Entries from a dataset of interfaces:
== Segment start ==
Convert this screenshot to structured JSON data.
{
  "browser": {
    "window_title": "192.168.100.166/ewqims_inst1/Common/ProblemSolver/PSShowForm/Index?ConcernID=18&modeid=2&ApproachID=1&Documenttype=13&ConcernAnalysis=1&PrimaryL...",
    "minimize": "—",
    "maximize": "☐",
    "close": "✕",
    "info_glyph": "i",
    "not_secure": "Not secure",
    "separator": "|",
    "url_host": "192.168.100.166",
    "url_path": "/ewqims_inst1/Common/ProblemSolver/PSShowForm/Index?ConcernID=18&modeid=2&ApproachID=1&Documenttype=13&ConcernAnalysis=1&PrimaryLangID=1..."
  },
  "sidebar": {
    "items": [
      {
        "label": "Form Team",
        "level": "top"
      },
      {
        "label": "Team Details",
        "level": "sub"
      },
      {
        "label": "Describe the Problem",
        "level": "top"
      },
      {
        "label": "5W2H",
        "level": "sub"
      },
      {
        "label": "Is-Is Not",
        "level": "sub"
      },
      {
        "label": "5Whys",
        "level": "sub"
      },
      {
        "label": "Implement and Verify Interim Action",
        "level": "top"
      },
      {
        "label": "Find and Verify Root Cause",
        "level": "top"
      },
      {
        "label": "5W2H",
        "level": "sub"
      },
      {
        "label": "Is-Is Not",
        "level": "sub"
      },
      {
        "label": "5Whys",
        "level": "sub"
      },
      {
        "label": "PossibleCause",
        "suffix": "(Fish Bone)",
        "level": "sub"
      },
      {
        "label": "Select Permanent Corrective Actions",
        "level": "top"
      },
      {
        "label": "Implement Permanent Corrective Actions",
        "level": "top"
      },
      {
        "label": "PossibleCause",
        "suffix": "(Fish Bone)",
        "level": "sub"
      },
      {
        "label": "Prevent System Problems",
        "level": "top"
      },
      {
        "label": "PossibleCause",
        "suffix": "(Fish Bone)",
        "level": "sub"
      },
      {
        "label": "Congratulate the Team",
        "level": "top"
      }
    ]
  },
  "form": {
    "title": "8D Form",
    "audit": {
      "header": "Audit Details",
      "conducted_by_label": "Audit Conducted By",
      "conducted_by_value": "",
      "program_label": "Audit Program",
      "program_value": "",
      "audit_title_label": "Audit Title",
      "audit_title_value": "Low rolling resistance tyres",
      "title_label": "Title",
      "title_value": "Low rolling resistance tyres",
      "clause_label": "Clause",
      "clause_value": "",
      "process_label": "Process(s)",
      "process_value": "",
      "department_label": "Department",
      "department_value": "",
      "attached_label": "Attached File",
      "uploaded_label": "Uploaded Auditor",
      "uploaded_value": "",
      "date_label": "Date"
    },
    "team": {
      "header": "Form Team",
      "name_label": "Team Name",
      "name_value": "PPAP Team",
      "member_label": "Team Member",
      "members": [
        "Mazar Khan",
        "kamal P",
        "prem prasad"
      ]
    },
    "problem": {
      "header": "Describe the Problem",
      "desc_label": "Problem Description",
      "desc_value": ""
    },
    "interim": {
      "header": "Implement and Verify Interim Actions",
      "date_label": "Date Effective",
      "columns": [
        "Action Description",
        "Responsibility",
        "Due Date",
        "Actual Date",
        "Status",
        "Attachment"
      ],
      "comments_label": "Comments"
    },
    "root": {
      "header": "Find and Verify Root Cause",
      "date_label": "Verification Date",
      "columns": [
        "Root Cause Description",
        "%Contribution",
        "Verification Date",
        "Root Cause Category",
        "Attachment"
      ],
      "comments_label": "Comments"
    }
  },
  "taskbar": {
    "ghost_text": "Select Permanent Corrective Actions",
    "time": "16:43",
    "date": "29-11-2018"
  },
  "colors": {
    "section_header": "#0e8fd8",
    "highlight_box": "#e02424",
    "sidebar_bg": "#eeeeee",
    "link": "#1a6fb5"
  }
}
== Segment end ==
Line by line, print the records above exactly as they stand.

Convert this screenshot to structured JSON data.
{
  "browser": {
    "window_title": "192.168.100.166/ewqims_inst1/Common/ProblemSolver/PSShowForm/Index?ConcernID=18&modeid=2&ApproachID=1&Documenttype=13&ConcernAnalysis=1&PrimaryL...",
    "minimize": "—",
    "maximize": "☐",
    "close": "✕",
    "info_glyph": "i",
    "not_secure": "Not secure",
    "separator": "|",
    "url_host": "192.168.100.166",
    "url_path": "/ewqims_inst1/Common/ProblemSolver/PSShowForm/Index?ConcernID=18&modeid=2&ApproachID=1&Documenttype=13&ConcernAnalysis=1&PrimaryLangID=1..."
  },
  "sidebar": {
    "items": [
      {
        "label": "Form Team",
        "level": "top"
      },
      {
        "label": "Team Details",
        "level": "sub"
      },
      {
        "label": "Describe the Problem",
        "level": "top"
      },
      {
        "label": "5W2H",
        "level": "sub"
      },
      {
        "label": "Is-Is Not",
        "level": "sub"
      },
      {
        "label": "5Whys",
        "level": "sub"
      },
      {
        "label": "Implement and Verify Interim Action",
        "level": "top"
      },
      {
        "label": "Find and Verify Root Cause",
        "level": "top"
      },
      {
        "label": "5W2H",
        "level": "sub"
      },
      {
        "label": "Is-Is Not",
        "level": "sub"
      },
      {
        "label": "5Whys",
        "level": "sub"
      },
      {
        "label": "PossibleCause",
        "suffix": "(Fish Bone)",
        "level": "sub"
      },
      {
        "label": "Select Permanent Corrective Actions",
        "level": "top"
      },
      {
        "label": "Implement Permanent Corrective Actions",
        "level": "top"
      },
      {
        "label": "PossibleCause",
        "suffix": "(Fish Bone)",
        "level": "sub"
      },
      {
        "label": "Prevent System Problems",
        "level": "top"
      },
      {
        "label": "PossibleCause",
        "suffix": "(Fish Bone)",
        "level": "sub"
      },
      {
        "label": "Congratulate the Team",
        "level": "top"
      }
    ]
  },
  "form": {
    "title": "8D Form",
    "audit": {
      "header": "Audit Details",
      "conducted_by_label": "Audit Conducted By",
      "conducted_by_value": "",
      "program_label": "Audit Program",
      "program_value": "",
      "audit_title_label": "Audit Title",
      "audit_title_value": "Low rolling resistance tyres",
      "title_label": "Title",
      "title_value": "Low rolling resistance tyres",
      "clause_label": "Clause",
      "clause_value": "",
      "process_label": "Process(s)",
      "process_value": "",
      "department_label": "Department",
      "department_value": "",
      "attached_label": "Attached File",
      "uploaded_label": "Uploaded Auditor",
      "uploaded_value": "",
      "date_label": "Date"
    },
    "team": {
      "header": "Form Team",
      "name_label": "Team Name",
      "name_value": "PPAP Team",
      "member_label": "Team Member",
      "members": [
        "Mazar Khan",
        "kamal P",
        "prem prasad"
      ]
    },
    "problem": {
      "header": "Describe the Problem",
      "desc_label": "Problem Description",
      "desc_value": ""
    },
    "interim": {
      "header": "Implement and Verify Interim Actions",
      "date_label": "Date Effective",
      "columns": [
        "Action Description",
        "Responsibility",
        "Due Date",
        "Actual Date",
        "Status",
        "Attachment"
      ],
      "comments_label": "Comments"
    },
    "root": {
      "header": "Find and Verify Root Cause",
      "date_label": "Verification Date",
      "columns": [
        "Root Cause Description",
        "%Contribution",
        "Verification Date",
        "Root Cause Category",
        "Attachment"
      ],
      "comments_label": "Comments"
    }
  },
  "taskbar": {
    "ghost_text": "Select Permanent Corrective Actions",
    "time": "16:43",
    "date": "29-11-2018"
  },
  "colors": {
    "section_header": "#0e8fd8",
    "highlight_box": "#e02424",
    "sidebar_bg": "#eeeeee",
    "link": "#1a6fb5"
  }
}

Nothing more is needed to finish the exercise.